§ **MATERIAL FOR THIS EXERCISE**:
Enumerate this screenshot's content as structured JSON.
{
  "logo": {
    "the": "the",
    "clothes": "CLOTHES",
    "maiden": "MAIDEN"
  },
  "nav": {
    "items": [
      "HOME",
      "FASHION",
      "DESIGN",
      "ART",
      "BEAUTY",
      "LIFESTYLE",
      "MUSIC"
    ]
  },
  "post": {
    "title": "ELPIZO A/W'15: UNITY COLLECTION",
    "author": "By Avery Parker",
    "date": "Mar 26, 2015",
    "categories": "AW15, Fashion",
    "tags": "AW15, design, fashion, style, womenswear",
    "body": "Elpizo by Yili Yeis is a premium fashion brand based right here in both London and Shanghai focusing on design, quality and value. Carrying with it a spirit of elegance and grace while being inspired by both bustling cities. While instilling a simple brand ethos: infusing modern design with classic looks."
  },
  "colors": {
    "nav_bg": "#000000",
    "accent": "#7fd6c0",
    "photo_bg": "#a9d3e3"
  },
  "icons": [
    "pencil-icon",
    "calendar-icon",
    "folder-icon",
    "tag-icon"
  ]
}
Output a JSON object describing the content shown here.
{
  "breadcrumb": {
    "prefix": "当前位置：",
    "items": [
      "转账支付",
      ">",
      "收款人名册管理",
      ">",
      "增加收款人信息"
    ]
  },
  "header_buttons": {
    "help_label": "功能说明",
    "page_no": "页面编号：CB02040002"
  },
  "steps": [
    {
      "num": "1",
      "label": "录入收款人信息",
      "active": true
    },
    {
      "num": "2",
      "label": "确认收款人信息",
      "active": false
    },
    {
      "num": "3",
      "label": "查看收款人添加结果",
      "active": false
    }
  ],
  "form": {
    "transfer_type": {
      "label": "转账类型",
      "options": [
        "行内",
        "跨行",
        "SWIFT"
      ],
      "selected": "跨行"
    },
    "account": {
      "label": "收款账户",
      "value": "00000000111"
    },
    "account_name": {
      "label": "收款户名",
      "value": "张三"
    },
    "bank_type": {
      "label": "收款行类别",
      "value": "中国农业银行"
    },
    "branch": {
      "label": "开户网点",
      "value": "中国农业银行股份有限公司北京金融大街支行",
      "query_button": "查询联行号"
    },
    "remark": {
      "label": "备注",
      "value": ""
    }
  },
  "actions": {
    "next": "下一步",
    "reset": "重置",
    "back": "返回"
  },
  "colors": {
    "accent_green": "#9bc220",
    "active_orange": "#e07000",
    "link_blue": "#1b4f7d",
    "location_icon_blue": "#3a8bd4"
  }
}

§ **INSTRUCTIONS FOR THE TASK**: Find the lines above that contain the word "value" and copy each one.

§ **TASK RESPONSE**:
    "body": "Elpizo by Yili Yeis is a premium fashion brand based right here in both London and Shanghai focusing on design, quality and value. Carrying with it a spirit of elegance and grace while being inspired by both bustling cities. While instilling a simple brand ethos: infusing modern design with classic looks."
      "value": "00000000111"
      "value": "张三"
      "value": "中国农业银行"
      "value": "中国农业银行股份有限公司北京金融大街支行",
      "value": ""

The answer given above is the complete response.